Acclaimed (in England mostly) lady Caitlin Moran has a novel coming out. A NOVEL. Where before she has primarily stuck to essays. Curious as we obviously were about this, I and a group of bloggers are having a READALONG of said novel, probably rife with spoilers (maybe they don't really matter for this book, though, so you should totally still read my posts). This is all hosted/cared for/lovingly nursed to health by Emily at As the Crowe Flies (and Reads) because she has a lovely fancy job at an actual bookshop ( Odyssey Books , where you can in fact pre-order this book and then feel delightful about yourself for helping an independent store). Emily and I have negotiated the wonders of Sri Lankan cuisine and wandered the Javits Center together.

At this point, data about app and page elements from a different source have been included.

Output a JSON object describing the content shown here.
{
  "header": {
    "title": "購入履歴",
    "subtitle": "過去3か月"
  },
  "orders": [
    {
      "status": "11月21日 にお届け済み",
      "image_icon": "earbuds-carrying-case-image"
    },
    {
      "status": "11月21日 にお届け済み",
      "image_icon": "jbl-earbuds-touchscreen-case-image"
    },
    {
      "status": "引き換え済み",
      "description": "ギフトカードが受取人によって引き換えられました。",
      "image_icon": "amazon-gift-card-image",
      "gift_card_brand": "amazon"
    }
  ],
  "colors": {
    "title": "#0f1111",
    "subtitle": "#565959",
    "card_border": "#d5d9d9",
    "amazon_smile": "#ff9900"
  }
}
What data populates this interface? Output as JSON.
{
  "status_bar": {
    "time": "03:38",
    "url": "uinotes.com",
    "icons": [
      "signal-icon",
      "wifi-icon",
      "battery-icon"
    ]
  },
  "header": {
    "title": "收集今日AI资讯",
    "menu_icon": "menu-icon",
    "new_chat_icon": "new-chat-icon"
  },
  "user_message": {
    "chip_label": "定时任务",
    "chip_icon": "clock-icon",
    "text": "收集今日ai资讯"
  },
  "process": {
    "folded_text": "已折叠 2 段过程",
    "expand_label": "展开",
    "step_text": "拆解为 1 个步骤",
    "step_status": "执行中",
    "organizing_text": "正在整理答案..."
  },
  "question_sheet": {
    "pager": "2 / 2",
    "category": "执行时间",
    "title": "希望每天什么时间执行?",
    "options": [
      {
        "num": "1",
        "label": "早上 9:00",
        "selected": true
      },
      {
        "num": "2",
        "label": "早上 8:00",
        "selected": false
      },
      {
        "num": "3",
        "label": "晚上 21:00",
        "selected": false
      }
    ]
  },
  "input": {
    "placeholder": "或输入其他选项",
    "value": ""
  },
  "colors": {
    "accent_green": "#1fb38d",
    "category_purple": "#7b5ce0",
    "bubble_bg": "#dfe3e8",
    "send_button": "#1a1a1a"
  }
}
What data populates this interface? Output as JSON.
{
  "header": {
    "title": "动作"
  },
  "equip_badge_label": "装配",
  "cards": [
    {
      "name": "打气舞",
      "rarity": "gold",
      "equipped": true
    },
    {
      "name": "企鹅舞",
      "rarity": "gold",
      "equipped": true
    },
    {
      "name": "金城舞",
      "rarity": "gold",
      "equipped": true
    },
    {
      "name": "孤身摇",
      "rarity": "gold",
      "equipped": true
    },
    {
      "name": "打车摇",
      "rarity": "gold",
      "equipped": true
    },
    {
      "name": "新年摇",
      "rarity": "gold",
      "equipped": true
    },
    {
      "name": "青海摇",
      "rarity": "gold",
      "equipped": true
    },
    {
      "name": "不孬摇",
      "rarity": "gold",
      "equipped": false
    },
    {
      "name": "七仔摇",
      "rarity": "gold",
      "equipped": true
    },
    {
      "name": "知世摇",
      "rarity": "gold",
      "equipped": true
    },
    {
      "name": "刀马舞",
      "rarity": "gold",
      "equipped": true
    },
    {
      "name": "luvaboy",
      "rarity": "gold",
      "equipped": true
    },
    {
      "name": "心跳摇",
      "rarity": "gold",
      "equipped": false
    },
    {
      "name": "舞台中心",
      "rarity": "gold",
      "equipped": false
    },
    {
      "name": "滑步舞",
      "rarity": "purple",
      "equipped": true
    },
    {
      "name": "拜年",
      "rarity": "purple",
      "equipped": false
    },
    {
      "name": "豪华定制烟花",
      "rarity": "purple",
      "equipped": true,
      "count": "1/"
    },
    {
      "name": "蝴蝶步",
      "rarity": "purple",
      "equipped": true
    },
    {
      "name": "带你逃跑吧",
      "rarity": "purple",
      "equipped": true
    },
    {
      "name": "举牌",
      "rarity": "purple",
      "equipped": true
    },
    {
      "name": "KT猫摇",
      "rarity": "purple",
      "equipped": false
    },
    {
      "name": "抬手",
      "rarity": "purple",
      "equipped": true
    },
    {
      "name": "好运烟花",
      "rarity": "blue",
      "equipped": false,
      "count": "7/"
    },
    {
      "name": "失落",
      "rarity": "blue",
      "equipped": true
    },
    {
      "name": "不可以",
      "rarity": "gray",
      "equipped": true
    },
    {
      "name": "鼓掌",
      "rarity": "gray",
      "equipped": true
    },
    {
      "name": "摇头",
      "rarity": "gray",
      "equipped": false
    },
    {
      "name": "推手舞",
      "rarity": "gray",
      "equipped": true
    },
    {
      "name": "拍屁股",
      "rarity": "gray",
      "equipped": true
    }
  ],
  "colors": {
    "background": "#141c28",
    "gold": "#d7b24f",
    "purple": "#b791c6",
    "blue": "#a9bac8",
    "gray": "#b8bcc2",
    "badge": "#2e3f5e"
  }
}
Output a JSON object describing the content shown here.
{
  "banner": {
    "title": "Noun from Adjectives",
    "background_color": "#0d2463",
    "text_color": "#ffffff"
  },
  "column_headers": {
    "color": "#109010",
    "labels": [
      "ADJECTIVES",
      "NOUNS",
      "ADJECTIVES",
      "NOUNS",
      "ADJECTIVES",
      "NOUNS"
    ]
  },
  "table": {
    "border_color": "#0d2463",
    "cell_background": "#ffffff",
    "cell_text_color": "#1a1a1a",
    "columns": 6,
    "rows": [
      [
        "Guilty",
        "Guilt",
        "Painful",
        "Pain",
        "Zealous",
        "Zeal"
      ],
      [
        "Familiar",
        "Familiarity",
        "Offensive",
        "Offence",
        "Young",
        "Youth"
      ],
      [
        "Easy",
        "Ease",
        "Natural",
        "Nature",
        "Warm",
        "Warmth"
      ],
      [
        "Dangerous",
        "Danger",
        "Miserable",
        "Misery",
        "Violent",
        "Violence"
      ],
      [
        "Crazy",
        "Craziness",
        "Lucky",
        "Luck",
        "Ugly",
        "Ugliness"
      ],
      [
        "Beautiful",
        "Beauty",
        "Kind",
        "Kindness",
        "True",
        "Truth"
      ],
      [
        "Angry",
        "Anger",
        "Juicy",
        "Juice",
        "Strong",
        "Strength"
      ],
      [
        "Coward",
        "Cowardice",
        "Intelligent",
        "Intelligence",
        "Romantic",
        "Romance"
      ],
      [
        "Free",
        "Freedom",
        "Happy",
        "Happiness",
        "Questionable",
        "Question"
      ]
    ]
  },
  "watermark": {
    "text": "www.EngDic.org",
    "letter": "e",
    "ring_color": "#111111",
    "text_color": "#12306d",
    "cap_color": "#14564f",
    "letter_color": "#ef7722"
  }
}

Would that I could drink with her more often than I have. I feel like we could get to this point, Emily INTRODUCTION-wise (I might've tipped back a little something this evening, thus the constant asides), I am Alice. I enjoy

Harry Potter 2013 Readalong Signup Post of Amazingness and Jollity

Okay, people. Here it is. Where you sign up to read the entire Harry Potter series (or to reminisce fondly), starting January 2013, assuming we all survive the Mayan apocalypse. I don't think I'm even going to get to Tina and Bette's reunion on The L Word until after Christmas, so here's hopin'. You guys know how this works. Sign up if you want to. If you're new to the blog, know that we are mostly not going to take this seriously. And when we do take it seriously, it's going to be all Monty Python quotes when we disagree on something like the other person's opinion on Draco Malfoy. So be prepared for your parents being likened to hamsters. If you want to write lengthy, heartfelt essays, that is SWELL. But this is maybe not the readalong for you. It's gonna be more posts with this sort of thing: We're starting Sorceror's/Philosopher's Stone January 4th. Posts will be on Fridays. The first post will be some sort of hilar

#24in48: What Was Good, What Was Bad, What You Should Read

24in48, where we try to read for 24 hours out of 48, has come and gone once more. I managed 13 hours, which considering my usual average is 2, is excellent and I will take it. I attribute this to genuine planning this time and a remarkable lack of things to do that weekend. What did I finish! The Witches: Salem, 1692  by Stacy Schiff Captain Phasma  by Kelly Thompson (comic) The Daughter of Time  by Josephine Tey DC Bombshells  Volume 1 (comic) The Punisher: The Complete Collection, Volume 1 (comic) Mars Evacuees  by Sophia McDougall The Good. It was actually all pretty good, so I'm gonna give a quick recap so you can decide if it strikes your fancy or not. The Summaries The Witches: Salem, 1692. This is a breakdown of everything that happened before, during, and after the Salem witch trials of 1692. I loved the beginning because Stacy Schiff gives you a good idea of the awfulness of life in New England in the 17th century, and it also helps you understand ho